Noah, the biblical epic starring Russell Crowe, sailed to the top at theaters this weekend, unseatingDivergent after just one week at No. 1 and clobbering Sabotage, Arnold Schwarzenegger’s third straight flop.
Noah cruised to $44 million, according to studio estimates from Rentrak.
Analysts expected $30 million from the film, the latest in a raft of faith-themed movies out this year. Son of God ($57.9 million) and God’s Not Dead ($22 million) eclipsed projections — and God’s Not Dead remains in the top five. Heaven Is for Real (April 16) and Exodus (Dec. 12) remain on tap.
Analysts say that Noah‘s audience expanded beyond the religious because directorDarren Aronofsky added plenty of Hollywood touches to give the $125 million picture the feel of a mainstream disaster flick.
“It certainly feels like the ‘biggest’ film of 2014,” says Tim Briody, analyst for Box Office Prophets.
But how long will it reign? Noah finds itself in rarefied air: a special-effects movie that pleases critics — but apparently not fans.
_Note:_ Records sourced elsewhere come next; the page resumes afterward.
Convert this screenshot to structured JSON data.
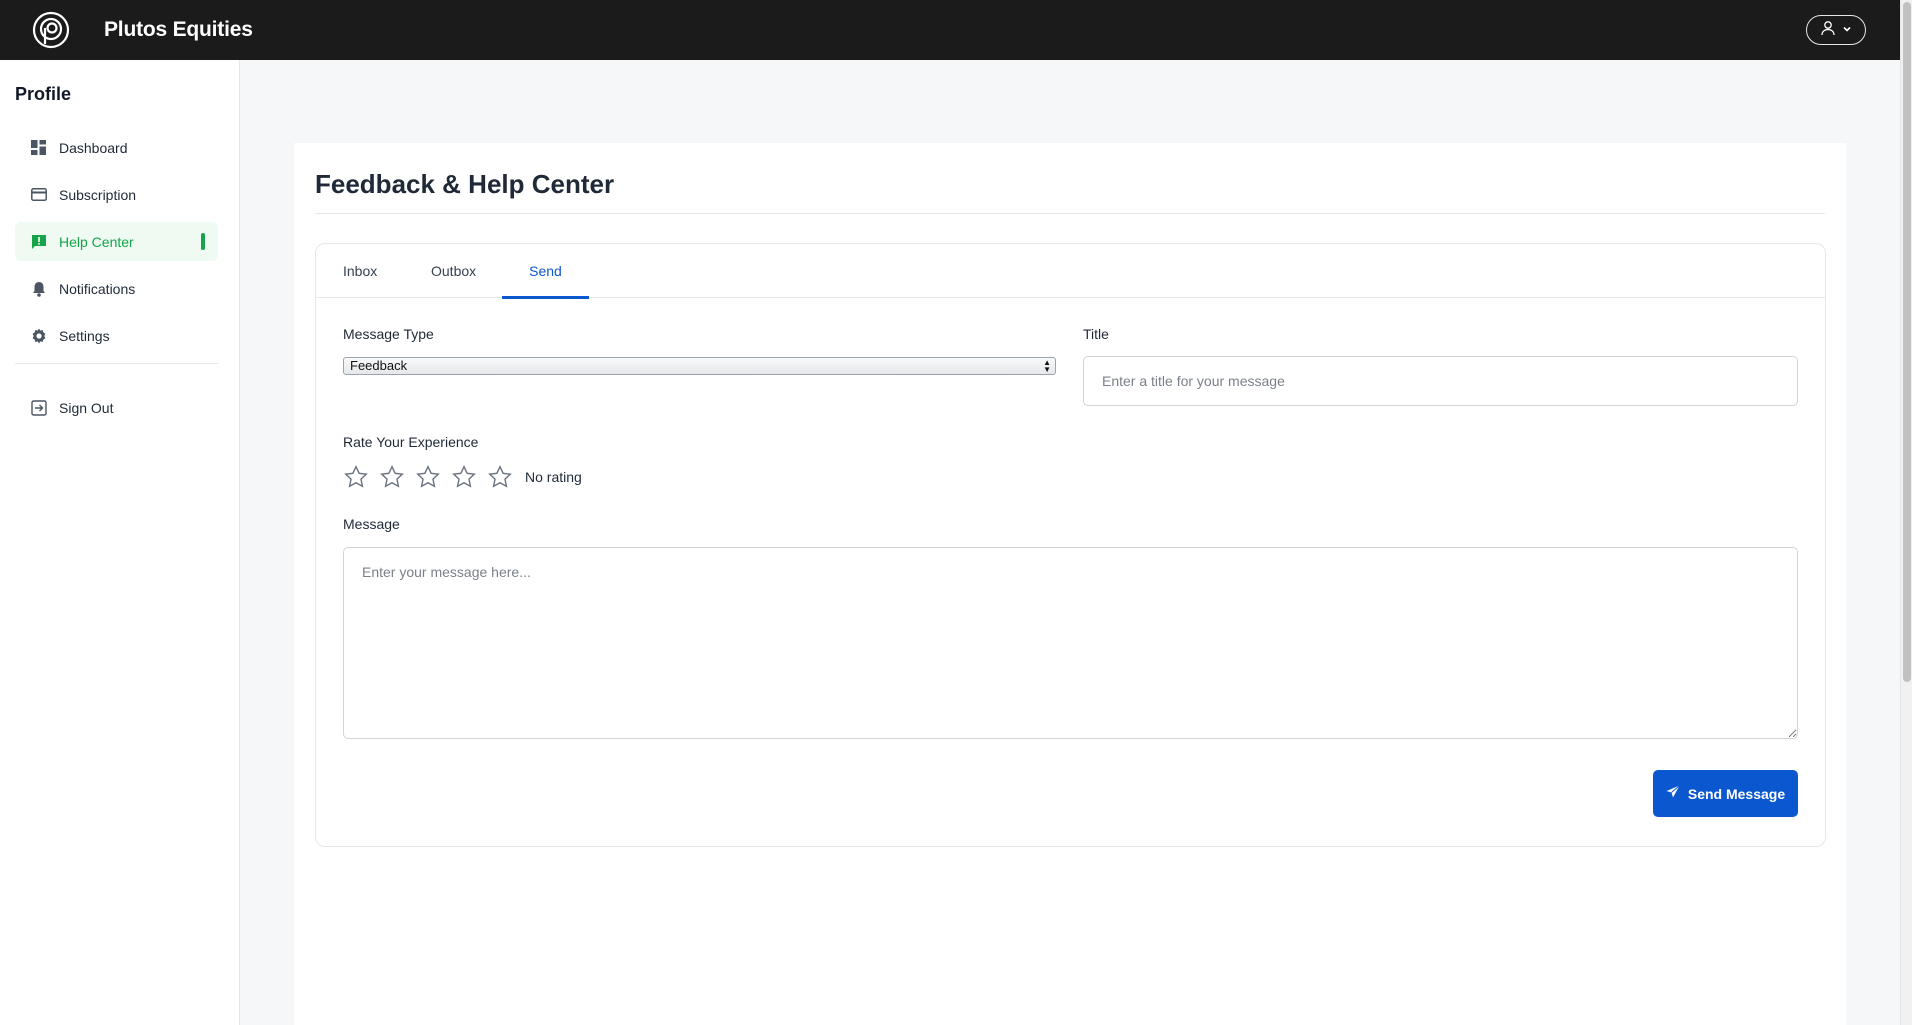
{
  "app": {
    "brand": "Plutos Equities"
  },
  "sidebar": {
    "title": "Profile",
    "items": [
      {
        "label": "Dashboard",
        "icon": "dashboard-icon",
        "active": false
      },
      {
        "label": "Subscription",
        "icon": "credit-card-icon",
        "active": false
      },
      {
        "label": "Help Center",
        "icon": "chat-alert-icon",
        "active": true
      },
      {
        "label": "Notifications",
        "icon": "bell-icon",
        "active": false
      },
      {
        "label": "Settings",
        "icon": "gear-icon",
        "active": false
      }
    ],
    "sign_out": {
      "label": "Sign Out",
      "icon": "sign-out-icon"
    }
  },
  "main": {
    "title": "Feedback & Help Center",
    "tabs": [
      {
        "label": "Inbox",
        "active": false
      },
      {
        "label": "Outbox",
        "active": false
      },
      {
        "label": "Send",
        "active": true
      }
    ],
    "form": {
      "message_type_label": "Message Type",
      "message_type_value": "Feedback",
      "title_label": "Title",
      "title_placeholder": "Enter a title for your message",
      "rating_label": "Rate Your Experience",
      "rating_value": 0,
      "rating_max": 5,
      "rating_text": "No rating",
      "message_label": "Message",
      "message_placeholder": "Enter your message here...",
      "send_label": "Send Message"
    }
  },
  "colors": {
    "topbar": "#1b1b1b",
    "accent_green": "#16a34a",
    "accent_blue": "#0b57d0"
  }
}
About three-fourths of reviewers gave the movie a thumbs-up, according to Rotten Tomatoes. But only 49% of moviegoers liked it, the site says. And the movie earned a C from pollsters CinemaScore, imperiling its long-run box-office prospects.
Ray Subers of Box Office Mojo says that the movie may have alienated Christian audiences anticipating the film would hew closer to the Bible and not the “unexpected fantasy elements in the movie.”
Still, Noah collected plenty enough to dethrone Divergent, which took second with $26.5 million. The best-seller adaptation has collected $95.3 million in 10 days, and two sequels are in the works.
Muppets Most Wanted claimed third with $11.4 million, followed by Mr. Peabody & Sherman with $9.5 million.
God’s Not Dead was fifth with $9.1 million, marking another Hollywood rarity: two Christian-themed films in the top five.
Sabotage, Schwarzenegger’s latest and the only other major newcomer of the weekend, claimed seventh place with $5.3 million, about $3 million below expectations. The film comes on the heels of two box-office disappointments last year:Escape Plan, which collected $25 million, and The Last Stand, which mustered only $12 million.